As much as I admire that, the main crux is that I wasn’t very fulfilled by Firewatch. It’s not that I’m not susceptible to a story told in this format – on the contrary, what kept my interest for the duration was how the story was delivered. But its shadow boxing with video gamey elements didn’t amount to anything substantial, and when everything else ends up hinging on the story on offer, the resulting experience sadly feels less than essential. It’s a singular journey that leaves you feeling things and then lingers in your mind, and if you like the idea of Gone Home in a more open environment you should definitely attend. The takeaway from all the successful elements on display here isn’t so much that that Firewatch is amazing – it’s simply that this is what video games can be now. And that’s pretty amazing.
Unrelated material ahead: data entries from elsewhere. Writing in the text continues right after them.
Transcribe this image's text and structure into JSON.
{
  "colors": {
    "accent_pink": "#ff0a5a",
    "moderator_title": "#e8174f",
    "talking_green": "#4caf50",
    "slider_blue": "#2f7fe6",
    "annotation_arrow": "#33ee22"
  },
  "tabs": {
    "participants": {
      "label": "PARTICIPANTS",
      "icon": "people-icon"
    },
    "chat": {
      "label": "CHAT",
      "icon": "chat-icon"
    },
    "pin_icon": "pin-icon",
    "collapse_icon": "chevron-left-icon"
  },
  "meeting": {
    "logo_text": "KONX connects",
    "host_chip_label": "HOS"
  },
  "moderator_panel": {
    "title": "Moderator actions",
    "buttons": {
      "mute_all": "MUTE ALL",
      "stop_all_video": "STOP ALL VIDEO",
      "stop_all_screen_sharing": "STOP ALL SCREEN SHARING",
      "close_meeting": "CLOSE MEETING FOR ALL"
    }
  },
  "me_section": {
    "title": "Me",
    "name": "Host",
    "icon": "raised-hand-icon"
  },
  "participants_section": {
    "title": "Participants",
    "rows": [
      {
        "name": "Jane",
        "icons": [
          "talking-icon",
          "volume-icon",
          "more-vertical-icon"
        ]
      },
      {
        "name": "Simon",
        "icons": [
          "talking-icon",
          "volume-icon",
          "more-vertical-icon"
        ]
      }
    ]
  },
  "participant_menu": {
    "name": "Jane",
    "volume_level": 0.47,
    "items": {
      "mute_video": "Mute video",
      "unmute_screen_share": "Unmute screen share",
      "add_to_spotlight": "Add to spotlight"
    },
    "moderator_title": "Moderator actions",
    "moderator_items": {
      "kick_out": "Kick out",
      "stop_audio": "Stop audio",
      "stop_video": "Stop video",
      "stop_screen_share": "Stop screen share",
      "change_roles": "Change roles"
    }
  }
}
The benefit of a context driven game that adheres more to adventure game rules than to those of your standard gameplay loop driven action romps, is that you feel like anything could happen. You go into this story not knowing for sure what sort of interaction you can expect, and that is very potent. More than its closest sibling, Gone Home, Firewatch feels modular – like you could attach any style of interaction to it, and it could become anything. This is probably what sets it up to fall, a little bit, because it doesn’t get up to very much at all – you’re left inevitably thinking about the possibilities, and to a degree having to settle for what is there.
So, the opening to Firewatch may be a little too strong for the game’s own good, then – and as you slowly realise the confines of your role in the game world, it’s not without a little disappointment. Nevertheless, it’s still a journey you should consider going on – one of human and flawed characters, compelling mystery, and sobering, bitter sweet realisations.